Photo: In Ishmael’s House makes a cameo appearance in Small Apartments, directed by Jonas Äkerlund, 2012, near James Marsden, playing Bernard
390 words / 2 minute read
Literally one of those if-you-blink-you-missed-it moments, Martin made a cameo appearance. Well, not really Martin, but rather one of his productions.
Spotted in a quirky independent film, Small Apartments, with Matt Lucas and Billy Crystal, directed by Jonas Äkerlund. in a bookstore in Los Angeles, on a bookshelf, a book – none other than In Ishmael’s House.
Clearly “wallpaper” to the film, but how did it get there, and turned with its cover to the front? Was it a set decorator with a connection to it? A bookseller keen to have it shown? Or just happenstance? Another one of those great unknowns.
The book is about the Jews of Muslim lands who for the most part had lived in North Africa and the Middle East outside of the land of Israel for centuries. Either just after Israel’s establishment in 1948, or a few years later, life became increasingly difficult for Jews under Muslim rule. But for once in their history, they had a place that would take them in when they were driven into exile: Israel. Hundreds of thousands came to the nascent country and braved absorption into a country that had no housing for them, no infrastructure in place to welcome the numbers of refugees, angry neighbours clanging on the borders, and a population less than thrilled to integrate them. Seventy-five years later the “Mizrachi” or Eastern Jews are in the main fully integrated into and have made their impact on all levels of Israeli society and the life of the country.
The film focusses on a few neighbours living in a run-down apartment building, their relationships, friendships and dreams as they try to better their lives, or at least, survive. One way or another. Here is a quote from Bernard (played by James Marsden) to his brother Franklin (Matt Lucas), delivered by cassette recording:
“Franklin, what are we so scared of? You only get one shot at this life. There are no do-overs. Time wasted, is time lost. The past is a ghost. The future a dream. There is only right now. We need to forgive each other, Franklin. Forgive and keep moving forward because we’re all so ridiculously imperfect.

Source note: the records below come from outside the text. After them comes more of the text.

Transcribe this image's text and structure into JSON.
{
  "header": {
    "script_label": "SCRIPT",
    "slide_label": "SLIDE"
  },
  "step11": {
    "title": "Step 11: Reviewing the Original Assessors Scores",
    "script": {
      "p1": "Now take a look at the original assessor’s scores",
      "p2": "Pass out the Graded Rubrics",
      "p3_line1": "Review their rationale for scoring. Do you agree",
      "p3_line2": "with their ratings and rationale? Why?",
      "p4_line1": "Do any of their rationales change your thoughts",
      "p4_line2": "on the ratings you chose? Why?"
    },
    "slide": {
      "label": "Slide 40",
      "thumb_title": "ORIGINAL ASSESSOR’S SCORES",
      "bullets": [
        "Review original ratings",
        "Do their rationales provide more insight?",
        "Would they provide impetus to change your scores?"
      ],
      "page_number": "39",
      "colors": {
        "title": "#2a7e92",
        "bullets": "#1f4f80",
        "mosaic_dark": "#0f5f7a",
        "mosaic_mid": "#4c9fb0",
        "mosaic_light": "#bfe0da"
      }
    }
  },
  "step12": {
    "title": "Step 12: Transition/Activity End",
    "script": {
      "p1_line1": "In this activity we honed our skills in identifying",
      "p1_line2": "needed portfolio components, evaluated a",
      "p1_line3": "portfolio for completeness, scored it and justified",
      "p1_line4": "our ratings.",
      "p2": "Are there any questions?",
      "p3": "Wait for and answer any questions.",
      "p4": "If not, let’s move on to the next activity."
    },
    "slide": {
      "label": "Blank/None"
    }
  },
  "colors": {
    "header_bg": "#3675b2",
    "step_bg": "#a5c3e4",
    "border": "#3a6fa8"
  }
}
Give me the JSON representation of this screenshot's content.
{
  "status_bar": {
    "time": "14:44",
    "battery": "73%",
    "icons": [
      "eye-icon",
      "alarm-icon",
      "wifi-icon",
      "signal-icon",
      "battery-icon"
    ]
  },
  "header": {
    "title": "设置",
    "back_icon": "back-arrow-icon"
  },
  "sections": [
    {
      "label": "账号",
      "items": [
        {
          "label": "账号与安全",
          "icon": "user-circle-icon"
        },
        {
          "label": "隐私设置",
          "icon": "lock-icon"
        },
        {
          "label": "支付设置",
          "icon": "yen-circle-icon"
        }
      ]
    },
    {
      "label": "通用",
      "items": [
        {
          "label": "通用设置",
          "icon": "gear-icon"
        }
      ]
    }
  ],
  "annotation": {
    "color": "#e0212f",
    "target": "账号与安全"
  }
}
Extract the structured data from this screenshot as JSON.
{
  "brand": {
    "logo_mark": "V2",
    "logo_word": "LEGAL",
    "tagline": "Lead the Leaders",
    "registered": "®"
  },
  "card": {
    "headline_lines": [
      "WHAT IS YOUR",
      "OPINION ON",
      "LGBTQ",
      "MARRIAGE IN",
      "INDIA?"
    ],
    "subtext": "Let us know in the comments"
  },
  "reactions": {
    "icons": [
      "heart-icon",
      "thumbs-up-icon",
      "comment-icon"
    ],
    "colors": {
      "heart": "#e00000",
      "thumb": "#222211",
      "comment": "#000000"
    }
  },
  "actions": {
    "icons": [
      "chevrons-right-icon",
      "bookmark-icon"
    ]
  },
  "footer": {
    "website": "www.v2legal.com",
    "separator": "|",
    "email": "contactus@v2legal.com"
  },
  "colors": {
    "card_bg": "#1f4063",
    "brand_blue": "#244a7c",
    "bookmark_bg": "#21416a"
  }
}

And we need to find a place we call home. A place where we know we’re loved and we feel safe.”
Maybe the two aren’t so dissimilar. Maybe it wasn’t as random a placing as it seems.
Read: In Ishmael’s House